Superman, Batman, Wonder Woman, SpiderMan, the X-Men. Although sometimes the writing and the art sucks, these characters are part of the American fabric, now. And not only that, they've become akin to Gods.
Gods?? Sure. Think about it. Remember those BORING Greek myths you read in high school? Well, if you looked between the lines, they weren't that boring, and were, in fact, superhero stories. Those gods weren't very much like the current "perfect" god(s) existing today. Those Greek gods were flawed, made mistakes, influenced humans to do as they wished, were petty, vindictive... and basically human. But with powers.
Our costumed friends are similar. Maybe sometime... in a few centuries... Some guy will collect all the Marvel books into a single volume... much like the Iliad or the Odyssey... and... not understanding that they were created by hundreds or thousands of different artists or writers.... form a collection of myths called The X-Men... written by... one man named Marvel.
It could happen. :)

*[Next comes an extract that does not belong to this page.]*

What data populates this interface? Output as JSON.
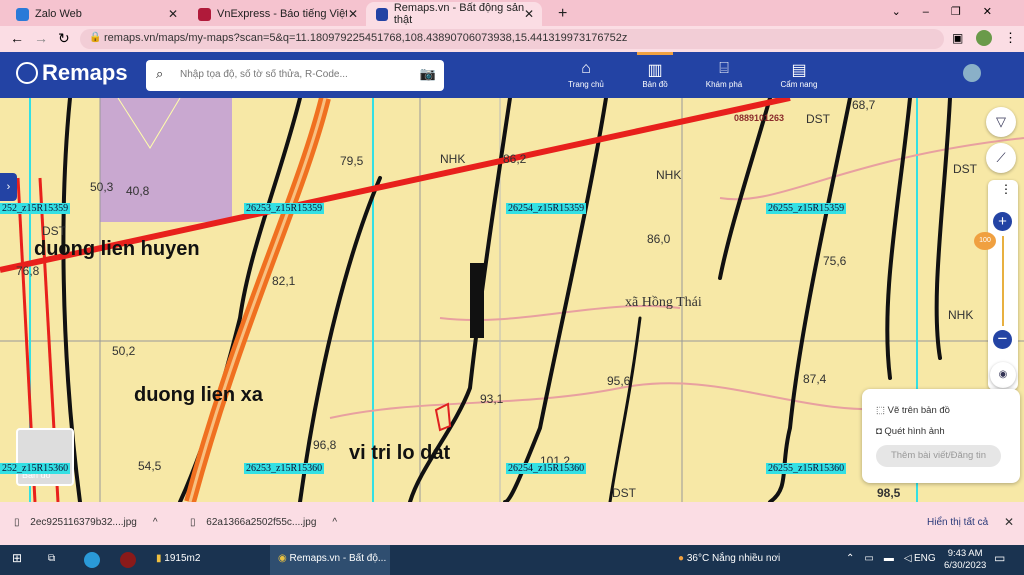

Drawing comes easy to some people while many others seem to have no talent at all. This collection of watercolors and line drawings is a wonderful example of how beautiuful the world is seen through the eyes of an artist, Buding, whose effortless simplicity shines through.

Saturday, July 01, 2006


Once, the gods of the Greeks were feared and respected. Once, they held the power to topple empires and shape the hearts of men. Once, merely looking upon the true face of a god could reduce a mortal to a cinder.
Those days are past.
Belief in the mythology of old has waned, and the pantheons have scattered and broken. The immortals that remain have adapted, attempting to assimilate themselves into modern society. Though they are in decline, they remain gods. They live and love and play their games, and none are the wiser. After all, what has a god to fear?
This is the story of a nymph, her roommates, the god who courts her, and a progressively more bizarre supporting cast. It is a tale of life, love, and fate at its worst. And, most of all, it is an online testimony to how the creative process can make really bizarre ideas seem like a good thing, providing the creator hasn't had enough sleep and may, in fact, get through an entire script before realizing they have a word processor open. I would advise that new readers start at the beginning, as this is a continuing story. SoI is also rated PG-13 for some adult content, including language, mild violence, and adult situations. If you're feeling charitable, feel free to support my evil empire by voting for me in the comicgenesis Super 100, thus attracting new vic-- readers.


Broken Glass began with a role-playing game - Marvel Heroes, of all things. The game ended, but my character, The Angel of Misery, wouldn't go away, and that spawned this story. Dr. Fisher is the character of another player, who became so interwoven with Misery that he couldn't be seperate and still allow the story of Misery to be told. Fisher is based on that original character, with the permission of his old player.
Now, rather ironically, the Broken Glass world has spawned an RPG of its own. The plot of the current and ongoing game weaves around and through the plot as it unwinds in the comic. Many of the events are experienced by the PCs slightly before they happen online, or are run as parallel scenarios. The PCs interact with NPCs from the comic, as well as new characters who do not and will never appear online.
The RPG is a trip through a broken looking glass, into a mirror world populated by the Angel of Misery and all his demons, Dr. Fisher, Grace Fallon - and the Lualhati family, the protagonists of the game.